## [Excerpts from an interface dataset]
== == ==
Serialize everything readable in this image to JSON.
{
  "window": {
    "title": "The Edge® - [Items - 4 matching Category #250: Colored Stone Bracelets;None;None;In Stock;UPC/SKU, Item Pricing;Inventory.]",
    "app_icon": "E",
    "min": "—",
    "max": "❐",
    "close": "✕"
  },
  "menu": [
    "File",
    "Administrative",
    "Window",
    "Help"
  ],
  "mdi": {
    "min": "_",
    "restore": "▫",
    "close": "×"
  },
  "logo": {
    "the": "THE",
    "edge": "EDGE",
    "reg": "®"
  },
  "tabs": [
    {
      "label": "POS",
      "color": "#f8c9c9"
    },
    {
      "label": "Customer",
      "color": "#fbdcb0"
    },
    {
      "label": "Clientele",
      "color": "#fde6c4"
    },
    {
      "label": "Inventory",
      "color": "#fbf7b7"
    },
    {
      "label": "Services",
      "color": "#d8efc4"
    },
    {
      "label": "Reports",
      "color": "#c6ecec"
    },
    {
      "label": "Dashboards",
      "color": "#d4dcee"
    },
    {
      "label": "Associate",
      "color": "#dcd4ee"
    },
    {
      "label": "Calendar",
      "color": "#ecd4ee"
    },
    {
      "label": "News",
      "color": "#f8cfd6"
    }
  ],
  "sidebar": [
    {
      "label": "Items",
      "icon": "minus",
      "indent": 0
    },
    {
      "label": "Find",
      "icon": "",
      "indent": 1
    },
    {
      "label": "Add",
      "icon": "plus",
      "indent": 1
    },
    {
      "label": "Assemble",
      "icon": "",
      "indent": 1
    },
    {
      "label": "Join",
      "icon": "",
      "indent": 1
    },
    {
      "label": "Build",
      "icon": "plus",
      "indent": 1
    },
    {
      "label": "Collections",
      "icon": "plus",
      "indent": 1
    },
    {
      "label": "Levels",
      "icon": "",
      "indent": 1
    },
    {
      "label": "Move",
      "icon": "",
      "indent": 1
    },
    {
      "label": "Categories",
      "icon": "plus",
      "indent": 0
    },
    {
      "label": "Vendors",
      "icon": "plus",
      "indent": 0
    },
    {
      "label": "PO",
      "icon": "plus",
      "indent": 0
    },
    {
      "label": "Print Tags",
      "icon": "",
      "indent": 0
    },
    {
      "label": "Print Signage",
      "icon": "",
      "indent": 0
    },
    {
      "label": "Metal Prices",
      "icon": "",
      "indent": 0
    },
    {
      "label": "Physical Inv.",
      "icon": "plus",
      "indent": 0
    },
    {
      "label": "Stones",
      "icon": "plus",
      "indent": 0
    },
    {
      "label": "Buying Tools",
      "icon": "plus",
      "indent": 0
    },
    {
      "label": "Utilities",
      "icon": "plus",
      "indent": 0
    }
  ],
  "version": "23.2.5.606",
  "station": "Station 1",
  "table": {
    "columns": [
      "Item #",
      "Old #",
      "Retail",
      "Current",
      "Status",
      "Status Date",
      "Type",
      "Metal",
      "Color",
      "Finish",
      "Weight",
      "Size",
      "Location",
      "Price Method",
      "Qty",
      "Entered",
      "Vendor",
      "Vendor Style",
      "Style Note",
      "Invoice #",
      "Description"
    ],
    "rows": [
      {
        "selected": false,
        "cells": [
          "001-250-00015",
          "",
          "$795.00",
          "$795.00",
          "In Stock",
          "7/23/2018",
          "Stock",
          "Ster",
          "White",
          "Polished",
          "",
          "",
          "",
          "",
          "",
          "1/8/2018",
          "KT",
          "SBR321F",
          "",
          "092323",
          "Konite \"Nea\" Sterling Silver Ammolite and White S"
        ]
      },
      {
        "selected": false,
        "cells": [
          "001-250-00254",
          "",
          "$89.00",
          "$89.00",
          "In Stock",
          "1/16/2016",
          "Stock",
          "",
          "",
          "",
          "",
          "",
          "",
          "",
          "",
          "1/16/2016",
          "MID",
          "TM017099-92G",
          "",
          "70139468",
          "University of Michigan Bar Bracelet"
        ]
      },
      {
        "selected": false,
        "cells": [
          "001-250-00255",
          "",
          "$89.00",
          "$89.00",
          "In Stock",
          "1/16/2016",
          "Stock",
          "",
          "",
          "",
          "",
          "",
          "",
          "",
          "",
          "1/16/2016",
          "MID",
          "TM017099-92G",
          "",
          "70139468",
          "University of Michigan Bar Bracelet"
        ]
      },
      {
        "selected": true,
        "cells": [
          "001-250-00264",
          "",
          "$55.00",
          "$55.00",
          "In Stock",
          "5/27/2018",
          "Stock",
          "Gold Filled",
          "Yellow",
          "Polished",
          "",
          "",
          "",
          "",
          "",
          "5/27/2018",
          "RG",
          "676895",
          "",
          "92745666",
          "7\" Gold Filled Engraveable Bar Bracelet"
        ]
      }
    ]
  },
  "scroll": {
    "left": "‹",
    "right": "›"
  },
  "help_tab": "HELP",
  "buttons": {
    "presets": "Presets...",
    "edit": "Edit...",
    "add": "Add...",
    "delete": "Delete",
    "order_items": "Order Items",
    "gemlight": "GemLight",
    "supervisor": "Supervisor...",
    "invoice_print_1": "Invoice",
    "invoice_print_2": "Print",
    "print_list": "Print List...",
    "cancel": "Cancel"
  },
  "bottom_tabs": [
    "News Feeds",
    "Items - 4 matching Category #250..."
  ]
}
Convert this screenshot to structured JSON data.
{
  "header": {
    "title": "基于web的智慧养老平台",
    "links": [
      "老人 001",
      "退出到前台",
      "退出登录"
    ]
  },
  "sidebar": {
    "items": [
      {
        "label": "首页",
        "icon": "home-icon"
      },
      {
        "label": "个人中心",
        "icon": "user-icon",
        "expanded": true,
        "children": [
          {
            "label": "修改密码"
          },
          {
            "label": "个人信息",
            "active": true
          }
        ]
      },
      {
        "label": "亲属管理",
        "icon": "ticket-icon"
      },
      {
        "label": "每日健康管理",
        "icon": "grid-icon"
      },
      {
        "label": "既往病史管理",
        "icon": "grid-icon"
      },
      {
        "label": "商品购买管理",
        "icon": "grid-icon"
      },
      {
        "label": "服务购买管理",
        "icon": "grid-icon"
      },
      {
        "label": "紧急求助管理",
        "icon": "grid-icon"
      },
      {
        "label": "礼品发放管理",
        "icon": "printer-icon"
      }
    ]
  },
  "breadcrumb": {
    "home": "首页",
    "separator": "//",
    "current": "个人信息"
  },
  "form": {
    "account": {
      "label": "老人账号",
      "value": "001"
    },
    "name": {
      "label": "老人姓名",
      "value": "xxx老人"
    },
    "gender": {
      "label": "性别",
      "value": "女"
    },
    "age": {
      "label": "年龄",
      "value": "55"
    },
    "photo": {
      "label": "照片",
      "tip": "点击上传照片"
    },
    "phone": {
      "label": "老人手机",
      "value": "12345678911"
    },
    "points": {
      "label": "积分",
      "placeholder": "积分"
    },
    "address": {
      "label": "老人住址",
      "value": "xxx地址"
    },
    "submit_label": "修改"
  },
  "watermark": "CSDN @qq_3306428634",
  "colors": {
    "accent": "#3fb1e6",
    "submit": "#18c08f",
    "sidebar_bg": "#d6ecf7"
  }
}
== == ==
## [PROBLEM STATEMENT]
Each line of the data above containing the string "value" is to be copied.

## [WRITTEN REPLY]
      "value": "001"
      "value": "xxx老人"
      "value": "女"
      "value": "55"
      "value": "12345678911"
      "value": "xxx地址"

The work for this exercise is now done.